Go through the material and copy each line that includes "JSON".
+++ SOURCE DATA
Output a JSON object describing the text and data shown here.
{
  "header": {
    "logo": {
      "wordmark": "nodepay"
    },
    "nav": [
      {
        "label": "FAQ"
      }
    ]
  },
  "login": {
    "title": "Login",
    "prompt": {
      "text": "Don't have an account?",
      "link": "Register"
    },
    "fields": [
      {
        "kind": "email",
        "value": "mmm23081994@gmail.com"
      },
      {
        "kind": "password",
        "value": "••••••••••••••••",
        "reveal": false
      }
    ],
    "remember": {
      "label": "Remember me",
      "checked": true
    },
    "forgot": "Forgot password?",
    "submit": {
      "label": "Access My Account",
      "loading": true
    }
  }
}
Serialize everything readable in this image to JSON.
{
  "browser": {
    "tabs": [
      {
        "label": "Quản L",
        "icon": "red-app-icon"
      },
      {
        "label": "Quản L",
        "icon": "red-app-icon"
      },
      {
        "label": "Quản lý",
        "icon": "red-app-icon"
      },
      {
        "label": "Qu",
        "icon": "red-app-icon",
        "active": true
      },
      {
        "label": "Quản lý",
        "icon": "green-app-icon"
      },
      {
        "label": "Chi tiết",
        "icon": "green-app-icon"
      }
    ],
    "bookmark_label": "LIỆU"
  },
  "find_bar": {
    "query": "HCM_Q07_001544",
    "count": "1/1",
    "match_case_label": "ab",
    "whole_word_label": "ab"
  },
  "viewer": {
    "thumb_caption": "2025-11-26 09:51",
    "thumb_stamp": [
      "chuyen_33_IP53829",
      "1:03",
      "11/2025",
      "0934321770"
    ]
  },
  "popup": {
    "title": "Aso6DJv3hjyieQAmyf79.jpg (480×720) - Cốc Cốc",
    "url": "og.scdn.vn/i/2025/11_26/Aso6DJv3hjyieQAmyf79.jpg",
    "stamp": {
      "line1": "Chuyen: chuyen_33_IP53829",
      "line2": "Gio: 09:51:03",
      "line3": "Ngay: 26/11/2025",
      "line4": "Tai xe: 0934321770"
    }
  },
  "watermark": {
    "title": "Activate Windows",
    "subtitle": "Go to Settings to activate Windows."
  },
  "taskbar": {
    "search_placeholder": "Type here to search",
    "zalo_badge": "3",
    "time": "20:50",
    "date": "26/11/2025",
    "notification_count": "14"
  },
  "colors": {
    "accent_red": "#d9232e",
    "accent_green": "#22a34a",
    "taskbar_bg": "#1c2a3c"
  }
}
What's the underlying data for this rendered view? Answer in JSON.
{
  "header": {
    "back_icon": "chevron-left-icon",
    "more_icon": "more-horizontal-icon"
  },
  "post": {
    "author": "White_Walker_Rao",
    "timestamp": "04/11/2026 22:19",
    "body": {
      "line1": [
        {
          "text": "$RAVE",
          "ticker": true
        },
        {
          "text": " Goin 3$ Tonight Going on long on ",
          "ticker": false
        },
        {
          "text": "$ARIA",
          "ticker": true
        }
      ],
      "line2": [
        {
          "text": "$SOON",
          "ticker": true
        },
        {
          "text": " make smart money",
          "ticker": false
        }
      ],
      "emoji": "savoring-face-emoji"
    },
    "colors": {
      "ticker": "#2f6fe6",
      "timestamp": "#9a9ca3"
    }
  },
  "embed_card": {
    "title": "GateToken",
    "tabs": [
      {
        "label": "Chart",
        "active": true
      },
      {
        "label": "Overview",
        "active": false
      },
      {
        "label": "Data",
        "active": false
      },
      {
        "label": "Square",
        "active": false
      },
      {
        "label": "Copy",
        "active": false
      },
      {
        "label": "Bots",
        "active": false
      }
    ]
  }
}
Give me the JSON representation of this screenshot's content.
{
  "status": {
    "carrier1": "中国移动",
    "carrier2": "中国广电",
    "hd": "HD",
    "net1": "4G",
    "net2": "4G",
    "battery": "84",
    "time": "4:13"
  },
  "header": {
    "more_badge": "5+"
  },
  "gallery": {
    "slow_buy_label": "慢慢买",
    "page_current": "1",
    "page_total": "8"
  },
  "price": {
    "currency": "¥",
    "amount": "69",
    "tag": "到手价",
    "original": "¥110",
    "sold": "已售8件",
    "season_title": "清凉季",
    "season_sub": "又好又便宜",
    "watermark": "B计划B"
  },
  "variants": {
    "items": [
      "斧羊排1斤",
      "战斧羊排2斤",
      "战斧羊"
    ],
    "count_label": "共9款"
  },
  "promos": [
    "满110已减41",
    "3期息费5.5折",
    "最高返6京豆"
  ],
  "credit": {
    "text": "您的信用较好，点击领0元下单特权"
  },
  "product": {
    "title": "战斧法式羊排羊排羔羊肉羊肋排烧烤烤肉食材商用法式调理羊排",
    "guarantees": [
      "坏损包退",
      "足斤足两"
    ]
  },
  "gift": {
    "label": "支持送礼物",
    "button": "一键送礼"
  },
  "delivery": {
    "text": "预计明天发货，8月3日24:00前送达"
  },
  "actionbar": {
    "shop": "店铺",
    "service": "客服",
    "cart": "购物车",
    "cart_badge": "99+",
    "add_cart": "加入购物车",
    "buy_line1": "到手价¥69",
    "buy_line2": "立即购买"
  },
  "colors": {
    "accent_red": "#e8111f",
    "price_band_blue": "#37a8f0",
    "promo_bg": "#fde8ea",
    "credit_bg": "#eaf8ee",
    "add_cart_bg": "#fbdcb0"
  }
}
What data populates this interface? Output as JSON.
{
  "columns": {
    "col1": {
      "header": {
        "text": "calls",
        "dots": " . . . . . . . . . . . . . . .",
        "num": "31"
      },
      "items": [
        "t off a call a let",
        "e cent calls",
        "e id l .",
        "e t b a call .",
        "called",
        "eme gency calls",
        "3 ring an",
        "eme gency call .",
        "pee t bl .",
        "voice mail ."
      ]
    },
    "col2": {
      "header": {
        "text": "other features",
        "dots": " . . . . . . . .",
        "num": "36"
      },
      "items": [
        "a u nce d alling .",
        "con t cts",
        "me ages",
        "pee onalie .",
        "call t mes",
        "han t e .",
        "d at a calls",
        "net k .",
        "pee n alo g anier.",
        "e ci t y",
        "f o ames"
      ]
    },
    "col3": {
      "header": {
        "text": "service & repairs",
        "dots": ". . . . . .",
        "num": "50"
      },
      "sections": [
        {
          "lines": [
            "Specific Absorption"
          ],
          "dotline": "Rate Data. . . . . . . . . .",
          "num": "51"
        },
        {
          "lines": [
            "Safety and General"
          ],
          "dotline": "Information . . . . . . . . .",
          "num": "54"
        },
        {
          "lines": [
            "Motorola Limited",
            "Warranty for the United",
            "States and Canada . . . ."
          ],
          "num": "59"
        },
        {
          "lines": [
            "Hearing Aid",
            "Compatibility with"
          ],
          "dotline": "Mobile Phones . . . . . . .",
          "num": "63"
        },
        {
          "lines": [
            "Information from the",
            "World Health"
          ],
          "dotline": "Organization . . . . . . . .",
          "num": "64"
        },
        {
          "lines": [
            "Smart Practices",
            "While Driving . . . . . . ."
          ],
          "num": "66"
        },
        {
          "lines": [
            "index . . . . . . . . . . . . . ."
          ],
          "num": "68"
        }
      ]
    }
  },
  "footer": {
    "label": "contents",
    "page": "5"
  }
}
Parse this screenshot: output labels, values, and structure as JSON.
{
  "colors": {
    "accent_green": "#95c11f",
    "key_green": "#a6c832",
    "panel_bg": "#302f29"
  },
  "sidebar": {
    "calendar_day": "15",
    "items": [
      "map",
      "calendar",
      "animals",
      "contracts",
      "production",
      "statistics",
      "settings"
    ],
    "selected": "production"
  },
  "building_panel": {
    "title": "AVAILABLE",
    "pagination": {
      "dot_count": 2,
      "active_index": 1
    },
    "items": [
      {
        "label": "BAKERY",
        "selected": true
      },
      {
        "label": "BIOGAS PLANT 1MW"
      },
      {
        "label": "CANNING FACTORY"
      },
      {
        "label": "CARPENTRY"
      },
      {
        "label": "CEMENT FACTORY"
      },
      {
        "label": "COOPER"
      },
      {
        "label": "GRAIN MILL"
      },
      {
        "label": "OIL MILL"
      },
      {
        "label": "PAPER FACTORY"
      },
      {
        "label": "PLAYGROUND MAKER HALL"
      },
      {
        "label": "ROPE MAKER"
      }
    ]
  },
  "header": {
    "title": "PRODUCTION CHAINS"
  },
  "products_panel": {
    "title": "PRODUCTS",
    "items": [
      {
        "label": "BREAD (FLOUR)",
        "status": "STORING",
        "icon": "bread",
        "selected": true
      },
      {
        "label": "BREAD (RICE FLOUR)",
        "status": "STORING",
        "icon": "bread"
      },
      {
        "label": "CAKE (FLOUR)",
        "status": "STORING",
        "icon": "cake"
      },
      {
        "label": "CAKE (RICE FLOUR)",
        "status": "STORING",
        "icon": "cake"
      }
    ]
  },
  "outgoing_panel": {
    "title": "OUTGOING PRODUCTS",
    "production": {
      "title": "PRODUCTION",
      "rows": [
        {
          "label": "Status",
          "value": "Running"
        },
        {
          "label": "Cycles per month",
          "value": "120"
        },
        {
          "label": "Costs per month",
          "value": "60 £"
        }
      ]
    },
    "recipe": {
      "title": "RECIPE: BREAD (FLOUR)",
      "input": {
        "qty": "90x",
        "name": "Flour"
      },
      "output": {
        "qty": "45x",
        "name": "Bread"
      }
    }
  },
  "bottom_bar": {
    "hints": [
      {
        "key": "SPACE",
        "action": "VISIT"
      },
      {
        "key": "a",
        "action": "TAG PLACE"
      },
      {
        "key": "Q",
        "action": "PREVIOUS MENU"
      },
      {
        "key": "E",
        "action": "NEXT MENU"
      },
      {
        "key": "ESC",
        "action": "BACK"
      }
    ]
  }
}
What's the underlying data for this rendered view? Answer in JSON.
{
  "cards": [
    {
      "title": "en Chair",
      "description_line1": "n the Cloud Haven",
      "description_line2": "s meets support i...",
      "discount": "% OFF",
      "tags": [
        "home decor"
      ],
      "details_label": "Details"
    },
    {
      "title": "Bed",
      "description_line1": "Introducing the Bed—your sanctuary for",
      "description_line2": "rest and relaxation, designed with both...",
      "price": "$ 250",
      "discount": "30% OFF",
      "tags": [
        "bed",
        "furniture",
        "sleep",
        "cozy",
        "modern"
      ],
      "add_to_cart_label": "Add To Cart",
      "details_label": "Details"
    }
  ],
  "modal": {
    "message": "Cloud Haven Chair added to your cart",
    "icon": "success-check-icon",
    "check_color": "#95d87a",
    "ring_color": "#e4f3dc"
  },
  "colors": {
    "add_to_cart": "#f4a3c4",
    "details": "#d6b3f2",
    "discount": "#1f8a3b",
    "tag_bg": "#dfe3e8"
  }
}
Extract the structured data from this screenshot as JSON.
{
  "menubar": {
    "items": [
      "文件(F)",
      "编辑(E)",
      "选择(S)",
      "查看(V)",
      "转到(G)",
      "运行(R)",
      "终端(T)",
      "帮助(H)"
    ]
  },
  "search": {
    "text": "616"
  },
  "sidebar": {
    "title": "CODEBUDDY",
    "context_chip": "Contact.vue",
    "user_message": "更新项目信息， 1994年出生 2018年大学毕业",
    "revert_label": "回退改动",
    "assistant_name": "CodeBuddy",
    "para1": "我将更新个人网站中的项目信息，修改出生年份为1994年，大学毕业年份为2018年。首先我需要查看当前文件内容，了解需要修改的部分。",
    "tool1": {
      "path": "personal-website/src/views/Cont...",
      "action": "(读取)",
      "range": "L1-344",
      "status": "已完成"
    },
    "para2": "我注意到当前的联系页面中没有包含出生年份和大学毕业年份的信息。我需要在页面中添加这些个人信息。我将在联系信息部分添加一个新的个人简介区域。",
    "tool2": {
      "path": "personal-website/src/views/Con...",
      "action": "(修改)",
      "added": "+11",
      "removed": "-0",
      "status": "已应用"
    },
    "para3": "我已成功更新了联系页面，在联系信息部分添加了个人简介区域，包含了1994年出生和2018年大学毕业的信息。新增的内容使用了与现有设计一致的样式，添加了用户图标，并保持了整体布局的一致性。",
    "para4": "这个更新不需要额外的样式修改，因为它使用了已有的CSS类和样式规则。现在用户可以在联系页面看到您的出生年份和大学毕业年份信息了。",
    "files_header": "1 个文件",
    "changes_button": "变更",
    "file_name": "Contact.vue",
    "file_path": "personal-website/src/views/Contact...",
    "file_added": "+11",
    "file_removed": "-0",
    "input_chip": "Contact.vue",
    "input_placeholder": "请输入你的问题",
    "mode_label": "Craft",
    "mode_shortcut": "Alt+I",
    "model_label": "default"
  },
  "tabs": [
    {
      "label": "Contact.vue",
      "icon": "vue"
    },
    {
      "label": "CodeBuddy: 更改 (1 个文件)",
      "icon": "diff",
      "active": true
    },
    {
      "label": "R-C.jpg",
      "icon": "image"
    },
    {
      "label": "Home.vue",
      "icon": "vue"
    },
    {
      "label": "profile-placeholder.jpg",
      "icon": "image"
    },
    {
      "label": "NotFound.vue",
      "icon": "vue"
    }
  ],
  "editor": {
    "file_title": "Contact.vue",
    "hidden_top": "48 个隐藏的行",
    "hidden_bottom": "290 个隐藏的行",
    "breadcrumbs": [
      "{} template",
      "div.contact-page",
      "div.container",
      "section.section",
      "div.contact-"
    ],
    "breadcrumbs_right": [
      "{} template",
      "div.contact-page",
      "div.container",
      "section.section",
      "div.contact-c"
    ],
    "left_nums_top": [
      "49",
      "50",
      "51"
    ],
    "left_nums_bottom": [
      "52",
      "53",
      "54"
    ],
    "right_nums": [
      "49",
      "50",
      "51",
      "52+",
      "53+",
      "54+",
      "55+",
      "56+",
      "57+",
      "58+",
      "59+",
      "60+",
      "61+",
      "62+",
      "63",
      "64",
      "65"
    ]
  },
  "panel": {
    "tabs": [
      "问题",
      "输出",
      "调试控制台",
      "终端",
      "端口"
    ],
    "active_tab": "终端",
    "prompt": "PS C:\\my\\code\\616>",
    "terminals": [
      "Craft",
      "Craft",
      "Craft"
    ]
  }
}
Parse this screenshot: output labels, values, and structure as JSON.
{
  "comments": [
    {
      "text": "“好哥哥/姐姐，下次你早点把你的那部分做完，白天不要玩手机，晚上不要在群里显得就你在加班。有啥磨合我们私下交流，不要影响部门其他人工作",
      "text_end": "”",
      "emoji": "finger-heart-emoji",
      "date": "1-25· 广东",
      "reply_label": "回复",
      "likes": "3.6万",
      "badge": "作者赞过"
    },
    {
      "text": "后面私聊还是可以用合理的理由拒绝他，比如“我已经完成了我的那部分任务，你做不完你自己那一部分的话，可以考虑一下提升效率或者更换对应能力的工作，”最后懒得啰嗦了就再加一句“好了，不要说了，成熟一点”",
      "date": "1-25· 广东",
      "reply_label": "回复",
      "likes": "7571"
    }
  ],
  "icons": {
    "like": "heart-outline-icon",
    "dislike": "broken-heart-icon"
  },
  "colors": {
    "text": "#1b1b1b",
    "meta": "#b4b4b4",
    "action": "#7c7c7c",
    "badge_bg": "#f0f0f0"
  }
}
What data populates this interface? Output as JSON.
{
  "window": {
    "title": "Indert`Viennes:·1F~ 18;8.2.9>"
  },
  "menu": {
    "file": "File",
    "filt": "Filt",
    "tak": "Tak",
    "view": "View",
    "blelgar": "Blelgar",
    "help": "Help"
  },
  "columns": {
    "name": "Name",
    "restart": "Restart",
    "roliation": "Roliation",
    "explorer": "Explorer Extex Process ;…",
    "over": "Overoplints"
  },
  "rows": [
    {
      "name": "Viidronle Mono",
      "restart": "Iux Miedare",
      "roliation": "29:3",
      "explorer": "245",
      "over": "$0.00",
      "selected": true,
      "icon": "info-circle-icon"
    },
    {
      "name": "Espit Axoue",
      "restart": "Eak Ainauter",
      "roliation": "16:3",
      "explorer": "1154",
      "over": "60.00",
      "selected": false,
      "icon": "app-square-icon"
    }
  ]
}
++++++
TASK ANSWER:
Output a JSON object describing the text and data shown here.
Serialize everything readable in this image to JSON.
What's the underlying data for this rendered view? Answer in JSON.
Give me the JSON representation of this screenshot's content.
What data populates this interface? Output as JSON.
Parse this screenshot: output labels, values, and structure as JSON.
What's the underlying data for this rendered view? Answer in JSON.
Extract the structured data from this screenshot as JSON.
Parse this screenshot: output labels, values, and structure as JSON.
What data populates this interface? Output as JSON.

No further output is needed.